I connected all the pieces and built out two chat rooms to playtest on the floor. Both rooms use the structure of my Chat Woids project from last semester’s Computational Typography class, and offer a very plain interface:
The first chat room counts the number of words (or characters separated by spaces) and for each word plays a tone at a random frequency for a random duration. Due to the structure of my socket server, the random tone that the typer hears is a different from the random tone that another connected user hears. This was an afterthought, but I decided to go with it anyway in the interest of time. After connected participants press enter their words disappear and the tones start playing. Their screens remains blank. While it’s still deployed, try it here!
This next iteration sonifies words in the same way, except that this time typers’ words fly across in the screen in a flocking formation (visuals only demo here). While it’s still deployed, try it here!
Observations & Notes
I tested both sketches with two pairs of people on the floor. I brought two people close to one another and directed each of them to my server on their laptops. Then I told them to begin. That was it. No other instructions. Afterwards I asked, “What did you notice?” and “What did you think of?” Here are some rough notes from our followup conversations:
In both cases the expectation of a communication device was clear.
There was reporting of an initial curiosity and focus on how words were translated (the underlying structure). Different theories were tested. Was it sentiment analysis?

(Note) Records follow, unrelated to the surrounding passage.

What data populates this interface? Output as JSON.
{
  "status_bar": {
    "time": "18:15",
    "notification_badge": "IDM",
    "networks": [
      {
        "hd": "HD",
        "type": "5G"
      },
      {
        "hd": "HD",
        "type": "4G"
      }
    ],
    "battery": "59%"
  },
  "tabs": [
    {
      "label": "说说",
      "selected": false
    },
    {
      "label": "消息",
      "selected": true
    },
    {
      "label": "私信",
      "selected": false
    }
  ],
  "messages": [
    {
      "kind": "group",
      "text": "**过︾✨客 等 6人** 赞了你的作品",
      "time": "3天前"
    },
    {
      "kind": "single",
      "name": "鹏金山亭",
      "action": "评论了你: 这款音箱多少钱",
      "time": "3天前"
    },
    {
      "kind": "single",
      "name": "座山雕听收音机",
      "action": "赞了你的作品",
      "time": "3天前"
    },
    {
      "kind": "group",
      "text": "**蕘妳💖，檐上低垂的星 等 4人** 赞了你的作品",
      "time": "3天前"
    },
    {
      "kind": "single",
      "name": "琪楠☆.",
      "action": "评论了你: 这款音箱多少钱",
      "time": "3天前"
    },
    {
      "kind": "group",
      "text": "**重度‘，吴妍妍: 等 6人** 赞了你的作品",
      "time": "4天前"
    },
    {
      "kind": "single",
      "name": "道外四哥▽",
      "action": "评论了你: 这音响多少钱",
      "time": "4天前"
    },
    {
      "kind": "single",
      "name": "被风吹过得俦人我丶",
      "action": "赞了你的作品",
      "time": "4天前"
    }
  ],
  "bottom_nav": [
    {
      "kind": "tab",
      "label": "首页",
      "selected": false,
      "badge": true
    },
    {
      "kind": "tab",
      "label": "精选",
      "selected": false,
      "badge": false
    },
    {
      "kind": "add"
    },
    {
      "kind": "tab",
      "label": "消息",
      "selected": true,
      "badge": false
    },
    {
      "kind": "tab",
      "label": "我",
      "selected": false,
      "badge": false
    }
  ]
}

Were their similarities in the sounds that might lend themselves to some shared word use? Was it related to the number or kind of letters? Was it related to the number of spaces? Or the number of words?
One person noticed and was thrown off that the resulting sounds were different on the different computers.
In both instances there was a immediate desire to communicate with their partner; they wanted their partner to understand them. Sometimes that meant pausing and allowing time for the person to respond.
One person reported that when they realized their words were not appearing, they felt tempted to share and reveal more than they normally would, but then held back in case there was going to be a “reveal” at some point and also out of concern that my server was recording their input.
This freedom of anonymity paired with a worry of surveillance was mentioned in both groups.
It didn’t take long for participants to realize that the futility of decoding their word sounds—less than a minute maybe? Some kept typing at a normal text-chatting pace, while others focused on making as many sounds as quickly as possible.
With the second iteration, the sound was secondary—again for both groups. There was confusion or amusement to the upside down and flying words. One group reported preferring Playtest #01 to #02; the other group decided that their preference would depend on the context (and our conversation shifted before we could elaborate on this).
Both groups chatted in tones for several minutes without interruption—which I did eventually out of respect for their time and our surrounding neighbors.
Next time let folks “chat” until they get bored. This might mean creating a designated area out of respectful earshot of others.
I realized that I (maybe a collective we) often take for granted that we’ll be (mostly) understood by another in conversation. And also that the desire to connect with others is a basic human instinct. So when presented with a communication device that obstructs this instinct, there’s an immediate push to figure out why and how to overcome the obstacle. There’s a tension in this disruption to explore here.
Also, a design question: how to address concerns that my server is recording participants’ inputs?